We eat for nourishment. We eat for fuel. We occasionally eat for fun. All these things are good, healthy habits. But how often do we think about these reasons? Sometimes, sure. Maybe after a particularly long run or a sweaty yoga practice I might make a smoothie with some extra protein because I know it will help me recover more quickly, but I don’t often think about how sharing that brownie with a friend over a cup of afternoon tea helps us connect. To be sure, I really don’t think about how my eating habits change in the wake of stress, or during times of transition. I notice that I feel guilty after a night of eating one (or two) too many cookies, but do I take time to reflect on my actions in the moment? No. Or if I do, I don’t care. Why is that?
I think I can safely say we have all experienced this, or some version of this. The moment that we choose pizza over salad for the third time in a week. When we reach for the jar of peanut butter even though we’re already full. When we eat food we know will make us feel sick, because for some reason it doesn’t matter (my personal pitfall). In these moments, the immediate satisfaction provides more comfort than the satisfaction of our health, and we give way to impulsive actions that leave us feeling unbalanced.
I know this might all sound very negative, but it’s not. If we can begin to use our eating habits as a conversation starter between our bodies and ourselves, then these actions can become vital in our pathway to wellness. Imagine you’ve just pulled an all-nighter: maybe you got two hours of sleep because you were working, out with friends, taking care of the family. Whatever it is, it’s left you exhausted. Chances are, the next day you might be a little more hungry than normal, especially for foods that provide quick energy like sugar and carbs. That’s okay. Your body is telling you it needs a little extra fuel for the day. But now expand that same scenario to a week, a month. At that point, your body is trying to tell you that these actions are not sustainable, that it’s running on low, and that it’s going to crash if something doesn’t change. This is good. Your body is telling you what it needs, and if you listen, you can give your body what it needs in a way that is satisfying in the moment and in line with your overall health goals in the long run..
I’ve noticed this in myself not only during times of physical stress, but also mental stress. In particular, when I’m feeling unfulfilled emotionally, I find myself trying to replace that emotional nourishment with food. Or if I feel like everything is going crazy around me, I end up snacking, rather than committing to a single meal. If we can begin to recognize these changes as they arise, if we can begin to understand why we are eating, we can use food as a way to reflect on our situation in life early on, and maintain our well-being through the process.
The question remains, then, how to reach this mindfulness? This will change from person to person, so it’s important to experiment with different methods to find what works for you, but I have a few suggestions to get you started. I believe that identifying habits is a great way to stat.
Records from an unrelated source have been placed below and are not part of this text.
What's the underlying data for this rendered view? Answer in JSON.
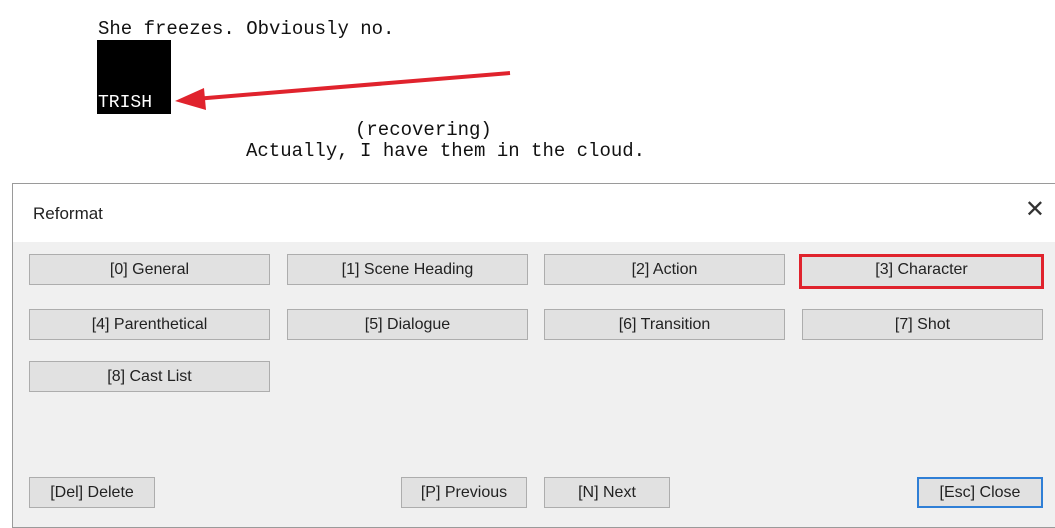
{
  "script": {
    "action": "She freezes. Obviously no.",
    "character": "TRISH",
    "parenthetical": "(recovering)",
    "dialogue": "Actually, I have them in the cloud."
  },
  "dialog": {
    "title": "Reformat",
    "close_glyph": "✕",
    "element_buttons": [
      {
        "label": "[0] General"
      },
      {
        "label": "[1] Scene Heading"
      },
      {
        "label": "[2] Action"
      },
      {
        "label": "[3] Character"
      },
      {
        "label": "[4] Parenthetical"
      },
      {
        "label": "[5] Dialogue"
      },
      {
        "label": "[6] Transition"
      },
      {
        "label": "[7] Shot"
      },
      {
        "label": "[8] Cast List"
      }
    ],
    "footer": {
      "delete_label": "[Del] Delete",
      "previous_label": "[P] Previous",
      "next_label": "[N] Next",
      "close_label": "[Esc] Close"
    }
  },
  "colors": {
    "highlight": "#e0232d",
    "arrow": "#e0232d",
    "selection": "#000000"
  }
}
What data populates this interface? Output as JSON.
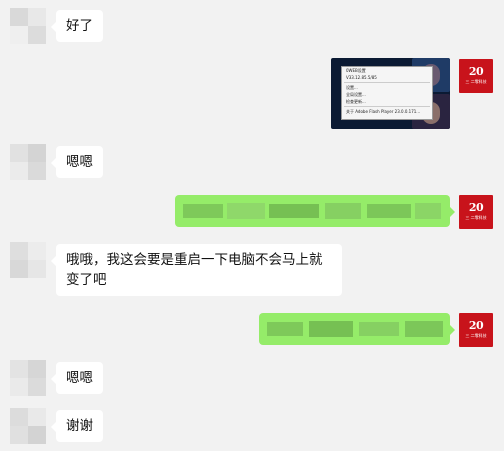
{
  "colors": {
    "background": "#f2f2f2",
    "bubble_incoming": "#ffffff",
    "bubble_outgoing": "#95ec69",
    "self_avatar": "#c8131b"
  },
  "self_avatar": {
    "number": "20",
    "caption": "三 二零科技"
  },
  "messages": [
    {
      "side": "left",
      "text": "好了"
    },
    {
      "side": "right",
      "type": "image",
      "context_menu": [
        "0WEB设置",
        "V33.12.85.5/85",
        "设置...",
        "全局设置...",
        "检查更新...",
        "关于 Adobe Flash Player 23.0.0.171..."
      ]
    },
    {
      "side": "left",
      "text": "嗯嗯"
    },
    {
      "side": "right",
      "type": "blurred"
    },
    {
      "side": "left",
      "text": "哦哦，我这会要是重启一下电脑不会马上就变了吧"
    },
    {
      "side": "right",
      "type": "blurred"
    },
    {
      "side": "left",
      "text": "嗯嗯"
    },
    {
      "side": "left",
      "text": "谢谢"
    }
  ]
}
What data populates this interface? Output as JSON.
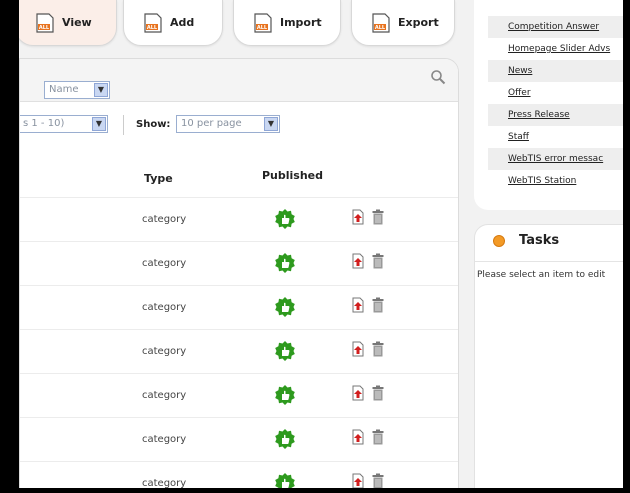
{
  "toolbar": {
    "buttons": [
      {
        "label": "View",
        "icon": "list-document-icon"
      },
      {
        "label": "Add",
        "icon": "list-document-icon"
      },
      {
        "label": "Import",
        "icon": "list-document-icon"
      },
      {
        "label": "Export",
        "icon": "list-document-icon"
      }
    ],
    "icon_badge": "ALL"
  },
  "filter": {
    "field_select": "Name"
  },
  "pager": {
    "range_select": "s 1 - 10)",
    "show_label": "Show:",
    "per_page_select": "10 per page"
  },
  "table": {
    "headers": {
      "type": "Type",
      "published": "Published"
    },
    "rows": [
      {
        "type": "category"
      },
      {
        "type": "category"
      },
      {
        "type": "category"
      },
      {
        "type": "category"
      },
      {
        "type": "category"
      },
      {
        "type": "category"
      },
      {
        "type": "category"
      }
    ]
  },
  "sidebar": {
    "links": [
      "Competition Answer",
      "Homepage Slider Advs",
      "News",
      "Offer",
      "Press Release",
      "Staff",
      "WebTIS error messac",
      "WebTIS Station"
    ]
  },
  "tasks": {
    "title": "Tasks",
    "message": "Please select an item to edit"
  },
  "colors": {
    "published_green": "#2e9a1e",
    "select_border": "#9aaed0",
    "tasks_orange": "#f39a26"
  }
}
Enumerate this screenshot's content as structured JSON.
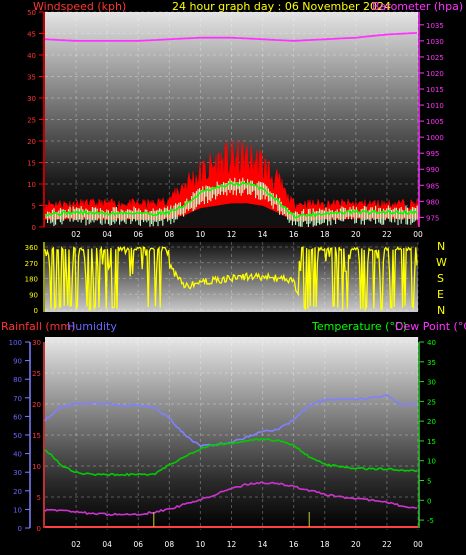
{
  "colors": {
    "background": "#000000",
    "wind": "#ff0000",
    "wind_avg": "#00ff00",
    "wind_light": "#ccffcc",
    "barometer": "#ff33ff",
    "direction": "#ffff00",
    "rainfall": "#ff4040",
    "humidity": "#8080ff",
    "temperature": "#00cc00",
    "dewpoint": "#cc33cc",
    "label_red": "#ff3333",
    "label_yellow": "#ffff00",
    "label_magenta": "#ff33ff",
    "label_blue": "#6666ff",
    "label_green": "#00ff00",
    "axis_green": "#33cc33",
    "tick_white": "#ffffff"
  },
  "header": {
    "wind_label": "Windspeed (kph)",
    "title": "24 hour graph day : 06 November 2024",
    "baro_label": "Barometer (hpa)"
  },
  "compass": [
    "N",
    "W",
    "S",
    "E",
    "N"
  ],
  "legend2": {
    "rain": "Rainfall (mm)",
    "humidity": "Humidity",
    "temperature": "Temperature (°C)",
    "dewpoint": "Dew Point (°C)"
  },
  "chart_data": [
    {
      "type": "line",
      "title": "24 hour graph day : 06 November 2024",
      "x_ticks": [
        "02",
        "04",
        "06",
        "08",
        "10",
        "12",
        "14",
        "16",
        "18",
        "20",
        "22",
        "00"
      ],
      "left_axis": {
        "label": "Windspeed (kph)",
        "range": [
          0,
          50
        ],
        "ticks": [
          0,
          5,
          10,
          15,
          20,
          25,
          30,
          35,
          40,
          45,
          50
        ]
      },
      "right_axis": {
        "label": "Barometer (hpa)",
        "range": [
          972,
          1039
        ],
        "ticks": [
          975,
          980,
          985,
          990,
          995,
          1000,
          1005,
          1010,
          1015,
          1020,
          1025,
          1030,
          1035
        ]
      },
      "series": [
        {
          "name": "Barometer (hpa)",
          "axis": "right",
          "x": [
            0,
            2,
            4,
            6,
            8,
            10,
            12,
            14,
            16,
            18,
            20,
            22,
            24
          ],
          "values": [
            1030.5,
            1030.0,
            1030.0,
            1030.0,
            1030.5,
            1031.0,
            1031.0,
            1030.5,
            1030.0,
            1030.5,
            1031.0,
            1032.0,
            1032.5
          ]
        },
        {
          "axis": "left",
          "x": [
            0,
            1,
            2,
            3,
            4,
            5,
            6,
            7,
            8,
            9,
            10,
            11,
            12,
            13,
            14,
            15,
            16,
            17,
            18,
            19,
            20,
            21,
            22,
            23,
            24
          ],
          "values": [
            5,
            5,
            5,
            5,
            5,
            5,
            5,
            5,
            6,
            9,
            11,
            13,
            14,
            14,
            13,
            9,
            5,
            5,
            5,
            5,
            5,
            5,
            5,
            5,
            5
          ]
        },
        {
          "axis": "left",
          "x": [
            0,
            1,
            2,
            3,
            4,
            5,
            6,
            7,
            8,
            9,
            10,
            11,
            12,
            13,
            14,
            15,
            16,
            17,
            18,
            19,
            20,
            21,
            22,
            23,
            24
          ],
          "values": [
            3,
            3.2,
            3.4,
            3.3,
            3.1,
            3.2,
            3.3,
            3,
            3.5,
            5,
            8,
            9,
            10,
            10,
            9,
            6,
            2.5,
            2.8,
            3.2,
            3.3,
            3.5,
            3.4,
            3.5,
            3.4,
            3.5
          ]
        }
      ]
    },
    {
      "type": "line",
      "x_ticks": [
        "02",
        "04",
        "06",
        "08",
        "10",
        "12",
        "14",
        "16",
        "18",
        "20",
        "22",
        "00"
      ],
      "left_axis": {
        "range": [
          0,
          360
        ],
        "ticks": [
          0,
          90,
          180,
          270,
          360
        ]
      },
      "series": [
        {
          "axis": "left",
          "x": [
            0,
            1,
            2,
            3,
            4,
            5,
            6,
            7,
            7.5,
            8,
            9,
            10,
            11,
            12,
            13,
            14,
            15,
            16,
            16.5,
            17,
            18,
            19,
            20,
            21,
            22,
            23,
            24
          ],
          "values": [
            340,
            10,
            350,
            20,
            340,
            10,
            330,
            350,
            340,
            250,
            130,
            160,
            170,
            180,
            190,
            190,
            180,
            170,
            10,
            330,
            20,
            340,
            10,
            350,
            20,
            340,
            10
          ]
        }
      ]
    },
    {
      "type": "line",
      "x_ticks": [
        "02",
        "04",
        "06",
        "08",
        "10",
        "12",
        "14",
        "16",
        "18",
        "20",
        "22",
        "00"
      ],
      "humidity_axis": {
        "label": "Humidity",
        "range": [
          0,
          100
        ],
        "ticks": [
          0,
          10,
          20,
          30,
          40,
          50,
          60,
          70,
          80,
          90,
          100
        ]
      },
      "rain_axis": {
        "label": "Rainfall (mm)",
        "range": [
          0,
          30
        ],
        "ticks": [
          0,
          5,
          10,
          15,
          20,
          25,
          30
        ]
      },
      "temp_axis": {
        "label": "Temperature (°C)",
        "range": [
          -7,
          40
        ],
        "ticks": [
          -5,
          0,
          5,
          10,
          15,
          20,
          25,
          30,
          35,
          40
        ]
      },
      "series": [
        {
          "name": "Humidity",
          "axis": "humidity",
          "x": [
            0,
            1,
            2,
            3,
            4,
            5,
            6,
            7,
            8,
            9,
            10,
            11,
            12,
            13,
            14,
            15,
            16,
            17,
            18,
            19,
            20,
            21,
            22,
            23,
            24
          ],
          "values": [
            58,
            65,
            67,
            67,
            67,
            66,
            66,
            65,
            59,
            50,
            44,
            45,
            46,
            49,
            52,
            53,
            58,
            66,
            69,
            69,
            69,
            70,
            71,
            66,
            67
          ]
        },
        {
          "name": "Temperature (°C)",
          "axis": "temp",
          "x": [
            0,
            1,
            2,
            3,
            4,
            5,
            6,
            7,
            8,
            9,
            10,
            11,
            12,
            13,
            14,
            15,
            16,
            17,
            18,
            19,
            20,
            21,
            22,
            23,
            24
          ],
          "values": [
            13,
            9,
            7,
            6.5,
            6.5,
            6.5,
            6.5,
            6.5,
            9,
            11,
            13,
            14,
            14.5,
            15,
            15.5,
            15,
            14,
            11,
            9,
            8.5,
            8,
            8,
            8,
            7.5,
            7.5
          ]
        },
        {
          "name": "Dew Point (°C)",
          "axis": "temp",
          "x": [
            0,
            1,
            2,
            3,
            4,
            5,
            6,
            7,
            8,
            9,
            10,
            11,
            12,
            13,
            14,
            15,
            16,
            17,
            18,
            19,
            20,
            21,
            22,
            23,
            24
          ],
          "values": [
            -2.5,
            -2.5,
            -3,
            -3.3,
            -3.6,
            -3.6,
            -3.6,
            -3,
            -2.2,
            -1,
            0.3,
            1.5,
            3,
            4,
            4.5,
            4.2,
            3.5,
            2.5,
            1.5,
            0.8,
            0.5,
            0,
            -0.5,
            -1.5,
            -2
          ]
        },
        {
          "name": "Rainfall (mm)",
          "axis": "rain",
          "x": [
            0,
            24
          ],
          "values": [
            0,
            0
          ]
        }
      ]
    }
  ]
}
Tips for using food to reflect
Record: Take a week to record your eating habits and food choices. At the same time, record your sleep quality, stress levels, and emotional state. At the end of the week, compare the two and see if you can identify any patterns. You might discover some patterns you didn’t realize you had, and identifying these can help you to be aware of them and make different decisions in the future.
Respire: Taking a few moments to breathe before you eat anything is also a great quick fix, and can help you break out of these patterns. It’s hard at first, but if you take two minutes to breathe and reflect before you eat, you might find that you’re actually craving something instead of food (like emotional comfort or a moment to relax), or make healthier decisions.
Redirect: If you’re stuck in a cycle of mindless or emotional eating, I find that it’s helpful to make alternative options. Have a list of these available on the kitchen fridge or inside the snack cabinet so you don’t need to think of them on the spot. For me, I find that taking a bath or using rose essential oil can feed the nourishment I feel I need. Taking a walk, meditating, or spending some intimate time with your partner are other great options. Precooking meals is another great way to make sure something nourishing is always on hand.
Eating habits are an amazing way that our body tries to communicate with us, and can provide us with an early opportunity to reflect on our lives before we find ourselves out of balance. Whatever your situation might be, even if everything is calm at the moment, paying attention to your eating habits and tendencies is a great tool for self-reflection, and can often uncover needs we were not even aware we had.